Prôtagoras of Abdêra: latter half of fifth century B.C.

He wrote a book called Truth or Refutatory Arguments or On Being; and one On the Gods. Various other titles are mentioned.

1. (From 'Truth' or Refutatory Arguments'). Of all things the measure is Man, of the things that are, that they are, and of the things that are not, that they are not.

2. (From 'On Being').

(Porphyry: 'Few of the writings of Plato's predecessors have survived, otherwise Plato perhaps would have been detected in further plagiarisms. fit any rate, in the place where I happened to have been reading in Protagoras’ book "On Being" the argument he uses against those who make Being One, I find that he uses the same refutatory terms. For I took the trouble to memorise the passage word for word').

p. 126
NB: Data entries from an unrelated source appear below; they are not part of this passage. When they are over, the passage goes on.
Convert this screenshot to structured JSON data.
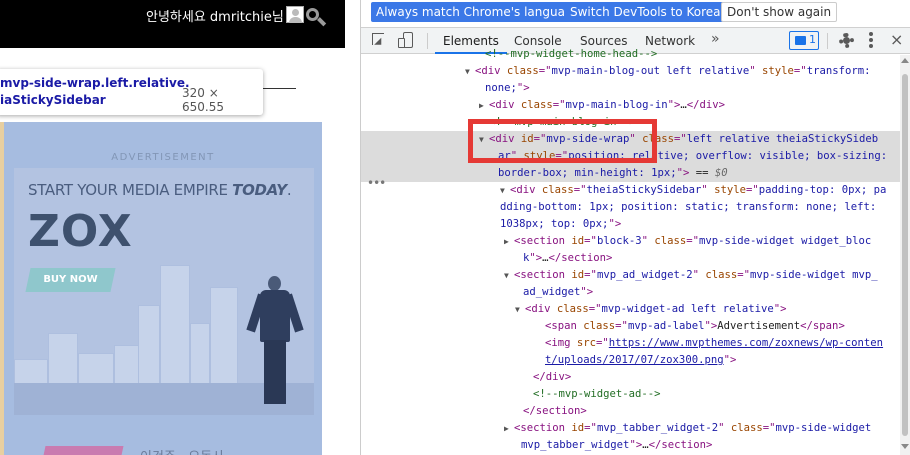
{
  "page": {
    "greeting": "안녕하세요 dmritchie님",
    "tooltip": {
      "selector_line1": "mvp-side-wrap.left.relative.",
      "selector_line2": "iaStickySidebar",
      "size": "320 × 650.55"
    },
    "advertisement_label": "ADVERTISEMENT",
    "ad": {
      "headline_prefix": "START YOUR MEDIA EMPIRE ",
      "headline_emphasis": "TODAY",
      "headline_suffix": ".",
      "logo": "ZOX",
      "buy_button": "BUY NOW"
    },
    "bottom_korean": "이건주 · 오동사"
  },
  "devtools": {
    "infobar": {
      "match_language": "Always match Chrome's language",
      "switch_korean": "Switch DevTools to Korean",
      "dont_show": "Don't show again"
    },
    "tabs": [
      {
        "label": "Elements",
        "active": true
      },
      {
        "label": "Console",
        "active": false
      },
      {
        "label": "Sources",
        "active": false
      },
      {
        "label": "Network",
        "active": false
      }
    ],
    "more_tabs": "»",
    "message_count": "1",
    "close": "×",
    "selection_dots": "•••",
    "rows": [
      {
        "arrow": "",
        "parts": [
          [
            "comment",
            "<!--mvp-widget-home-head-->"
          ]
        ]
      },
      {
        "arrow": "▼",
        "parts": [
          [
            "tag",
            "<div "
          ],
          [
            "attr",
            "class"
          ],
          [
            "tag",
            "=\""
          ],
          [
            "val",
            "mvp-main-blog-out left relative"
          ],
          [
            "tag",
            "\" "
          ],
          [
            "attr",
            "style"
          ],
          [
            "tag",
            "=\""
          ],
          [
            "val",
            "transform:"
          ]
        ]
      },
      {
        "arrow": "",
        "parts": [
          [
            "val",
            "none;"
          ],
          [
            "tag",
            "\">"
          ]
        ]
      },
      {
        "arrow": "▶",
        "parts": [
          [
            "tag",
            "<div "
          ],
          [
            "attr",
            "class"
          ],
          [
            "tag",
            "=\""
          ],
          [
            "val",
            "mvp-main-blog-in"
          ],
          [
            "tag",
            "\">"
          ],
          [
            "text",
            "…"
          ],
          [
            "tag",
            "</div>"
          ]
        ]
      },
      {
        "arrow": "",
        "parts": [
          [
            "comment",
            "<!--mvp-main-blog-in-->"
          ]
        ]
      },
      {
        "arrow": "▼",
        "parts": [
          [
            "tag",
            "<div "
          ],
          [
            "attr",
            "id"
          ],
          [
            "tag",
            "=\""
          ],
          [
            "val",
            "mvp-side-wrap"
          ],
          [
            "tag",
            "\" "
          ],
          [
            "attr",
            "class"
          ],
          [
            "tag",
            "=\""
          ],
          [
            "val",
            "left relative theiaStickySideb"
          ]
        ]
      },
      {
        "arrow": "",
        "parts": [
          [
            "val",
            "ar"
          ],
          [
            "tag",
            "\" "
          ],
          [
            "attr",
            "style"
          ],
          [
            "tag",
            "=\""
          ],
          [
            "val",
            "position: relative; overflow: visible; box-sizing:"
          ]
        ]
      },
      {
        "arrow": "",
        "parts": [
          [
            "val",
            "border-box; min-height: 1px;"
          ],
          [
            "tag",
            "\">"
          ],
          [
            "text",
            " == "
          ],
          [
            "dollar",
            "$0"
          ]
        ]
      },
      {
        "arrow": "▼",
        "parts": [
          [
            "tag",
            "<div "
          ],
          [
            "attr",
            "class"
          ],
          [
            "tag",
            "=\""
          ],
          [
            "val",
            "theiaStickySidebar"
          ],
          [
            "tag",
            "\" "
          ],
          [
            "attr",
            "style"
          ],
          [
            "tag",
            "=\""
          ],
          [
            "val",
            "padding-top: 0px; pa"
          ]
        ]
      },
      {
        "arrow": "",
        "parts": [
          [
            "val",
            "dding-bottom: 1px; position: static; transform: none; left:"
          ]
        ]
      },
      {
        "arrow": "",
        "parts": [
          [
            "val",
            "1038px; top: 0px;"
          ],
          [
            "tag",
            "\">"
          ]
        ]
      },
      {
        "arrow": "▶",
        "parts": [
          [
            "tag",
            "<section "
          ],
          [
            "attr",
            "id"
          ],
          [
            "tag",
            "=\""
          ],
          [
            "val",
            "block-3"
          ],
          [
            "tag",
            "\" "
          ],
          [
            "attr",
            "class"
          ],
          [
            "tag",
            "=\""
          ],
          [
            "val",
            "mvp-side-widget widget_bloc"
          ]
        ]
      },
      {
        "arrow": "",
        "parts": [
          [
            "val",
            "k"
          ],
          [
            "tag",
            "\">"
          ],
          [
            "text",
            "…"
          ],
          [
            "tag",
            "</section>"
          ]
        ]
      },
      {
        "arrow": "▼",
        "parts": [
          [
            "tag",
            "<section "
          ],
          [
            "attr",
            "id"
          ],
          [
            "tag",
            "=\""
          ],
          [
            "val",
            "mvp_ad_widget-2"
          ],
          [
            "tag",
            "\" "
          ],
          [
            "attr",
            "class"
          ],
          [
            "tag",
            "=\""
          ],
          [
            "val",
            "mvp-side-widget mvp_"
          ]
        ]
      },
      {
        "arrow": "",
        "parts": [
          [
            "val",
            "ad_widget"
          ],
          [
            "tag",
            "\">"
          ]
        ]
      },
      {
        "arrow": "▼",
        "parts": [
          [
            "tag",
            "<div "
          ],
          [
            "attr",
            "class"
          ],
          [
            "tag",
            "=\""
          ],
          [
            "val",
            "mvp-widget-ad left relative"
          ],
          [
            "tag",
            "\">"
          ]
        ]
      },
      {
        "arrow": "",
        "parts": [
          [
            "tag",
            "<span "
          ],
          [
            "attr",
            "class"
          ],
          [
            "tag",
            "=\""
          ],
          [
            "val",
            "mvp-ad-label"
          ],
          [
            "tag",
            "\">"
          ],
          [
            "text",
            "Advertisement"
          ],
          [
            "tag",
            "</span>"
          ]
        ]
      },
      {
        "arrow": "",
        "parts": [
          [
            "tag",
            "<img "
          ],
          [
            "attr",
            "src"
          ],
          [
            "tag",
            "=\""
          ],
          [
            "link",
            "https://www.mvpthemes.com/zoxnews/wp-conten"
          ]
        ]
      },
      {
        "arrow": "",
        "parts": [
          [
            "link",
            "t/uploads/2017/07/zox300.png"
          ],
          [
            "tag",
            "\">"
          ]
        ]
      },
      {
        "arrow": "",
        "parts": [
          [
            "tag",
            "</div>"
          ]
        ]
      },
      {
        "arrow": "",
        "parts": [
          [
            "comment",
            "<!--mvp-widget-ad-->"
          ]
        ]
      },
      {
        "arrow": "",
        "parts": [
          [
            "tag",
            "</section>"
          ]
        ]
      },
      {
        "arrow": "▶",
        "parts": [
          [
            "tag",
            "<section "
          ],
          [
            "attr",
            "id"
          ],
          [
            "tag",
            "=\""
          ],
          [
            "val",
            "mvp_tabber_widget-2"
          ],
          [
            "tag",
            "\" "
          ],
          [
            "attr",
            "class"
          ],
          [
            "tag",
            "=\""
          ],
          [
            "val",
            "mvp-side-widget"
          ]
        ]
      },
      {
        "arrow": "",
        "parts": [
          [
            "val",
            "mvp_tabber_widget"
          ],
          [
            "tag",
            "\">"
          ],
          [
            "text",
            "…"
          ],
          [
            "tag",
            "</section>"
          ]
        ]
      }
    ]
  }
}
3. (From a treatise entitled 'Great Logos'). Teaching needs endowment and practice. Learning must begin in youth.

4. (From 'On the Gods'). About the gods, I am not able to know whether they exist or do not exist, nor what they are like in form; for the factors preventing knowledge are many: the obscurity of the subject, and the shortness of human life.

5. (Title: 'Contradictory Arguments'. Plato plagiarised from this in the 'Republic').

Doubtful titles (taken from Diogenes Laertius)

6. ('Art of the Eristics': disputations on famous subjects. Protagoras and the other Sophists were the first to compose these set pieces known as 'common places').

6a. (Protagoras was the first to say that there were two contradictory arguments about everything).

6b. To make the weaker cause the stronger.

'On Mathematics'

7. (Protagoras, arguing against the definition of the mathematicians and appealing to perception, used to say that the tangent touched the circle not at a point but along a line).

'On Wrestling and the Other Arts'

8. (Plato, Sophist 232D, E: 'Those views regarding all the arts and each art separately, what one must say against the craftsman practising each: views which stand published in writing for all to learn if they wish.—I think you must mean the views of Protagoras on wrestling and the other arts').


8a. 'On Constitution.'

8b. 'On the Original Social Structure.'

8c. 'On Ambition.'

8d. 'On Virtues.'

8e. 'On Human Errors.'

8f. 'Exhortation.'

8g. 'Trial concerning a Fee.'

8h. 'On the Underworld.'

p. 127

From unspecified writings

9. When his sons, who were fine young men, died within eight days, he (Pericles) bore it without mourning. For he held on to his serenity, from which every day he derived great benefit in happiness, freedom from suffering, and honour in the people's eyes—for all who saw him bearing his griefs valiantly thought him great-souled and brave and superior to themselves, well knowing their own helplessness in such a calamity.

10. Art without practice, and practice without art, are nothing.

11. Education does not take root in the soul unless one goes deep.

12. (Graeco-Syrian Maxims: Protagoras said): Toil and work and instruction and education and wisdom are the garland of fame which is woven from the flowers of an eloquent tongue and set on the head of those who love it. Eloquence however is difficult, yet its flowers are rich and ever new, and the audience and those who applaud and the teachers rejoice, and the scholars make progress and fools are vexed—or perhaps they are not even vexed, because they have not sufficient insight.

Next: 81. Xeniades of Corinth